┏━━
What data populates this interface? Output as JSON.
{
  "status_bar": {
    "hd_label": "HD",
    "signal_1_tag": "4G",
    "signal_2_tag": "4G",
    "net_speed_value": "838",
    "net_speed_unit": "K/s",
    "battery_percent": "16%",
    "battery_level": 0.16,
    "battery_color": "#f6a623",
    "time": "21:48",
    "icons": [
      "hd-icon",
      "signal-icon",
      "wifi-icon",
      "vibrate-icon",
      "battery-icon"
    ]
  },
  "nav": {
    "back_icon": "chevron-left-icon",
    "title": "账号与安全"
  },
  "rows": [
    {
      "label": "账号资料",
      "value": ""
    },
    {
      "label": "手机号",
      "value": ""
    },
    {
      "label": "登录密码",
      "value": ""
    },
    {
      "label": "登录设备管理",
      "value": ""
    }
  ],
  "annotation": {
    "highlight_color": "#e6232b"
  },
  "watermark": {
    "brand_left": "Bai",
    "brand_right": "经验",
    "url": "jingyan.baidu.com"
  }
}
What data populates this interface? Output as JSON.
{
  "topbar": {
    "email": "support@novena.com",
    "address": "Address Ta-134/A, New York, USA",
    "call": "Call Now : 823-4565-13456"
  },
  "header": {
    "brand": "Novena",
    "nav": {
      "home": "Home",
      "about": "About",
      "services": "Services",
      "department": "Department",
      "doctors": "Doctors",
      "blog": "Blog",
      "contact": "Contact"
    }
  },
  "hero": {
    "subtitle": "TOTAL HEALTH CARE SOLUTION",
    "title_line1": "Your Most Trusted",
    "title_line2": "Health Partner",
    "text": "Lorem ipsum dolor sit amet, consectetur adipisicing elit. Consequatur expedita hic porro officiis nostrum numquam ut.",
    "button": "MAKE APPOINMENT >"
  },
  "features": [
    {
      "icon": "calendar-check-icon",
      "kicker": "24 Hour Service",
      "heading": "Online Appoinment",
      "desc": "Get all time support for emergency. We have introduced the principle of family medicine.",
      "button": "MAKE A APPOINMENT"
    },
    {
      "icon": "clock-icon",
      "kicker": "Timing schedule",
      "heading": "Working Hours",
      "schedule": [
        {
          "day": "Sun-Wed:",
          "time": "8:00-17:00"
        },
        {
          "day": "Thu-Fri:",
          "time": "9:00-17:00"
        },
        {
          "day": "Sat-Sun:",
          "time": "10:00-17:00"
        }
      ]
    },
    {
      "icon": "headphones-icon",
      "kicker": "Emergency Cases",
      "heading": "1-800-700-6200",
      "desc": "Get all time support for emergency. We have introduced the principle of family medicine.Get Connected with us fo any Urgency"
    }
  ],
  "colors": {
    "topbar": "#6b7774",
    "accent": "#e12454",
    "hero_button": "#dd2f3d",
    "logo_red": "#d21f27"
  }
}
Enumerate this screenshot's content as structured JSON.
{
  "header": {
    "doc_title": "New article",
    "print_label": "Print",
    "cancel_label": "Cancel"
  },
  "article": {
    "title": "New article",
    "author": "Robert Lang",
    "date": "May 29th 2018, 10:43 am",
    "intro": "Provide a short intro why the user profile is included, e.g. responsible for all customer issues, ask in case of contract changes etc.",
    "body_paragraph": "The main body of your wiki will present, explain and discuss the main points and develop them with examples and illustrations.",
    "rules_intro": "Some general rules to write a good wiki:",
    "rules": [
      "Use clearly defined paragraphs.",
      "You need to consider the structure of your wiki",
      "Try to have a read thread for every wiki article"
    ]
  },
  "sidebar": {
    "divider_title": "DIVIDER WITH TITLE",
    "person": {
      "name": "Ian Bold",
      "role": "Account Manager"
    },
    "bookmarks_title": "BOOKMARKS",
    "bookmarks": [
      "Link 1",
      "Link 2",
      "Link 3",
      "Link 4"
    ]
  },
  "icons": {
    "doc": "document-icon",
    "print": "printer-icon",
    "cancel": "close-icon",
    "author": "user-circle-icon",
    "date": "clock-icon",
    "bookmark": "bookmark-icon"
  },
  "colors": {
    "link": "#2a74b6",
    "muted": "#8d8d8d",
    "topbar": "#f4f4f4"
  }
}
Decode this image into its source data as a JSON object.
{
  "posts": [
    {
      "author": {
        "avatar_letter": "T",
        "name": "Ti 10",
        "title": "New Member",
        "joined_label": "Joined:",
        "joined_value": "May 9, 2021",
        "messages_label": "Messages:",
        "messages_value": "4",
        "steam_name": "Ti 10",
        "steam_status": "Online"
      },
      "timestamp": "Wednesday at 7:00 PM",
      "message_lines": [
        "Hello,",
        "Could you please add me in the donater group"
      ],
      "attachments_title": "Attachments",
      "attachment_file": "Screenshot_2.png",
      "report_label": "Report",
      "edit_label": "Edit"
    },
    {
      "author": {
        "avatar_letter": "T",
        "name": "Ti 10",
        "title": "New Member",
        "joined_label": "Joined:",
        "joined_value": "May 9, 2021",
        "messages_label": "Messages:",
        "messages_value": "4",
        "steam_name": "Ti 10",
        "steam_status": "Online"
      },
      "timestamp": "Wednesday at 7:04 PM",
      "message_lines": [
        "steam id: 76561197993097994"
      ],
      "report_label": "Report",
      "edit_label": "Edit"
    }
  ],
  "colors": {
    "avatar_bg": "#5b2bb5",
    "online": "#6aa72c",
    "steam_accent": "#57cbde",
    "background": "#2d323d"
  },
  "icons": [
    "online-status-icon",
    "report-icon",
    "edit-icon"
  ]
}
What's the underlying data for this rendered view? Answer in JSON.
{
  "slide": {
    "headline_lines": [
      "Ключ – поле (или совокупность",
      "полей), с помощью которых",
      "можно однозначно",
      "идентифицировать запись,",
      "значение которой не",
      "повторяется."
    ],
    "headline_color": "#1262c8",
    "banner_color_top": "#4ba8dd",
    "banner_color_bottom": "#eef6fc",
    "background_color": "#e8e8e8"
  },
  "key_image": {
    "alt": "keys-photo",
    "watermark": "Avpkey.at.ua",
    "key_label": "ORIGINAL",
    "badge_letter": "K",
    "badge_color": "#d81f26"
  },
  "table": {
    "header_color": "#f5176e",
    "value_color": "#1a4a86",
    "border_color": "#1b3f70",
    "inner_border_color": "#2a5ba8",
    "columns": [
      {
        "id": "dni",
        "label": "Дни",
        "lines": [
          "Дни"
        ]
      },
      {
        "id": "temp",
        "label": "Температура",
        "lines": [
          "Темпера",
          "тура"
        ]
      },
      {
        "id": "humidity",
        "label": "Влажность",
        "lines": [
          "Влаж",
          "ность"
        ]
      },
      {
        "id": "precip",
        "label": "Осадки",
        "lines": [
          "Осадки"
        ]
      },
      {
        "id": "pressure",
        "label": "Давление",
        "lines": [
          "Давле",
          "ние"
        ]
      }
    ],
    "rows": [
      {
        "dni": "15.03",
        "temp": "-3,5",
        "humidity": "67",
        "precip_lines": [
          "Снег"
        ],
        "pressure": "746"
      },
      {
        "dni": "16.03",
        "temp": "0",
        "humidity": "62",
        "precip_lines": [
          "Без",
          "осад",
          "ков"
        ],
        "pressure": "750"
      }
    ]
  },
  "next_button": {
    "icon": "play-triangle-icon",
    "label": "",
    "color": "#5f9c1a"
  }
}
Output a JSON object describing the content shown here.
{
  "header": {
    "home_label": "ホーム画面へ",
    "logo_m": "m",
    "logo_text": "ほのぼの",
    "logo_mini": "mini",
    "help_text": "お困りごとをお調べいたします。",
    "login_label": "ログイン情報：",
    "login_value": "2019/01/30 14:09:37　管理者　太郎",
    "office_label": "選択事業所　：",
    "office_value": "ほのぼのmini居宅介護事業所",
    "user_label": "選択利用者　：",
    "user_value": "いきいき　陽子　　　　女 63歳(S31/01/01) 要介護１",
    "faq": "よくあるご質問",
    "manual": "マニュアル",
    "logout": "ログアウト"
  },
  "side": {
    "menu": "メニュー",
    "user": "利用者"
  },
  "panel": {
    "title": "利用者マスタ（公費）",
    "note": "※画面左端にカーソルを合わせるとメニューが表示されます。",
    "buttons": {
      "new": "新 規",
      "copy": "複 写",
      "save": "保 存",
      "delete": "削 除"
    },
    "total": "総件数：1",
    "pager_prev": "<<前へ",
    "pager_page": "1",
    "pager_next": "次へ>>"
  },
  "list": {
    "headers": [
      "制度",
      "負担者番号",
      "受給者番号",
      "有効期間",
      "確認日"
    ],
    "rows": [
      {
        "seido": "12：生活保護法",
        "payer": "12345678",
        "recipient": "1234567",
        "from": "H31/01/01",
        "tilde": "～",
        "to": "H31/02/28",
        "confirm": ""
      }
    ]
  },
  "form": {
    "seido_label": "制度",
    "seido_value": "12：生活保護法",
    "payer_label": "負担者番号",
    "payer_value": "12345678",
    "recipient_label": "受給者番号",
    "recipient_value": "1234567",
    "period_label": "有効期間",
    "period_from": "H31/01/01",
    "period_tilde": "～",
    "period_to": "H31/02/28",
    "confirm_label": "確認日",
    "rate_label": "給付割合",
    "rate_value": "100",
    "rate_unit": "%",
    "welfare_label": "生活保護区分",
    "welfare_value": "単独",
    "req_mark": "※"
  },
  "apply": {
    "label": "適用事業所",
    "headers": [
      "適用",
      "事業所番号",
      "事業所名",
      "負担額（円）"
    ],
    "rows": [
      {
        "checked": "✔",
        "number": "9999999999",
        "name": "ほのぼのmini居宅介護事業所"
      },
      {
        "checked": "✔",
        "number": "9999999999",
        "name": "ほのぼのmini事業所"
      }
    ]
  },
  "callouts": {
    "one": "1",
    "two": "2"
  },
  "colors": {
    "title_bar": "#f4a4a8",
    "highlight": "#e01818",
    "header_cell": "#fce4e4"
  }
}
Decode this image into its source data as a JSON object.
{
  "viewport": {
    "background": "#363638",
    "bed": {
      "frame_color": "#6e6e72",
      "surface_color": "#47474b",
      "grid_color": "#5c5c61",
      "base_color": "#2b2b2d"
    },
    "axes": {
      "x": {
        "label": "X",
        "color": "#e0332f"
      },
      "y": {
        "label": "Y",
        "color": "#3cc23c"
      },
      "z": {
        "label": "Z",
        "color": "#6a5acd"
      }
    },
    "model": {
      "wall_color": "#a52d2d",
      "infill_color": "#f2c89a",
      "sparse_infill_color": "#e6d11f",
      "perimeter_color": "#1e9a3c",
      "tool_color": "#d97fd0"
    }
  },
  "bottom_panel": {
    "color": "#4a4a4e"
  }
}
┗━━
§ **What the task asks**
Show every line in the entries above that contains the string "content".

§ **Solution to this task**
Enumerate this screenshot's content as structured JSON.
Output a JSON object describing the content shown here.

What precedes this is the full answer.